Monday’s bluejayblog featured four pieces of Shawnee pottery. Today I can show you how they’re used. At least how I use them. Some folks just clean up a vase or a planter then place it on a shelf. If the piece is delicate art pottery, I might do the same. However, I’d rather place something inside of the pot.
In the case of Shawnee, I picture a middle class or working class hobbyist of a bygone era using the vase to display some flowers. I doubt that folks just stopped at the local Woolworth’s, bought a planter, then placed it, empty, on a shelf.
This basketweave pattern urn planter with the confetti finished glaze might have been the choice of a florist from the late 1950s. In this case, my version of a 1950s style hospitality arrangement seems just the thing for the mid century piece. In fact, this would make a pleasing, cost effective, gift these days.
Wallpocket vases can be a bit tricky. The point is to have something eye-catching to adorn a wall. It can’t be too flashy or the householder will soon tire of it. Too drab, and it will be overlooked. I went for a modified floral spray, using plenty of evergreen sprigs. The poppy seems a bit bright from the strobe flash of my camera, but in normal room light, it comes off quite well. This bow styled piece could work well in a traditional 1950s or 1940s retro style room. I don’t think it would look good in a retro atomic or space age 1950s room. Maybe something styled like a boomerang shape filled with painted dry plantings. I need to find something like that.
Meanwhile, I do have a textured white with pink lined atomic styled Shawnee planter. Going with the retro-modern effect, a simple cushion cactus was my choice. The planter is deep enough for the cactus’ root system yet the “Y” shape frames the plant perfectly. I want to mention that you should use a plastic liner when using vintage pottery. The liner protects the glaze from the soil and water. Plus any seepage due to microscopic crazing is stopped; protecting your furniture.
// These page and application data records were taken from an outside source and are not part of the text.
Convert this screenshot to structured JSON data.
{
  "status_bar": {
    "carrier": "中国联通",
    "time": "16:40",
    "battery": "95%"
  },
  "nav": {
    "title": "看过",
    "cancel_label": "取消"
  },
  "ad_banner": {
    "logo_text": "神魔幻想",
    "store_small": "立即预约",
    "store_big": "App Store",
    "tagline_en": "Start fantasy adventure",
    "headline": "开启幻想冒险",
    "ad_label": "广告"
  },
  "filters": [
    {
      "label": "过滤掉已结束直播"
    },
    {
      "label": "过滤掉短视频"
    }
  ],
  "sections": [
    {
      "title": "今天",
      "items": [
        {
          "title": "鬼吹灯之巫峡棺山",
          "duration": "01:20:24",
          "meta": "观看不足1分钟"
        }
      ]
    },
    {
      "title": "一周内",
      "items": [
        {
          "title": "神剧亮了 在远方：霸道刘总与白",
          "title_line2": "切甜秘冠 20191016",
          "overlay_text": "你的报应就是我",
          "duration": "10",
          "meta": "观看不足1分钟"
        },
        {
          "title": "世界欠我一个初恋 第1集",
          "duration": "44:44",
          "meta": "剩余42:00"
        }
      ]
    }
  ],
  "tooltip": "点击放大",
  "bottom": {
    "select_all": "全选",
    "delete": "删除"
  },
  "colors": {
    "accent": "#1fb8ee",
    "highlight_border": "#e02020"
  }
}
Finally the smooth pink with random lines on the long atomic planter inspired me to do some extra homework. I wanted an arrangement with a 1950s radical avant-garde flare. My version of a 50s chic, tropical themed planting works with the size and proportions of the planter. I couldn’t resist posing a small 1950s crouching panther figurine with the finished arrangement. Are you inspired to try something like this too?
Many Shawnee pieces can be had at reasonable prices. Check estate sales, garage sales and thrift stores. There are some pricier Shawnee items as well. You might find one of them during your search. Here’s one of my all-time favorite Shawnee vases: This is a rare one, so I keep it on a wall shelf away from any possible mishap. It’s well suited to many types of treatments. Dried grasses are one way to use a mid-century cone vase.
Shawnee produced a large variety of product. You’re likely to find several of their pieces to your liking.
The Blue Jay of Happiness likes the dried grasses, too. For his nest.
Hey there – I saw the last vase in your blog post (the one with the stand). Does this vase have a name? I’ve been searching and searching for them online but can’t figure out what they’re officially called!
Thanks for noticing my favorite Shawnee piece. It’s a 12-inch cone vase in the “Elegance” line. This is an exceptionally rare vase. You might search for this or a similar one with a different glaze approach in the “Kashani” line. I acquired this by sheer luck and then much haggling. Good luck. Thanks for visiting.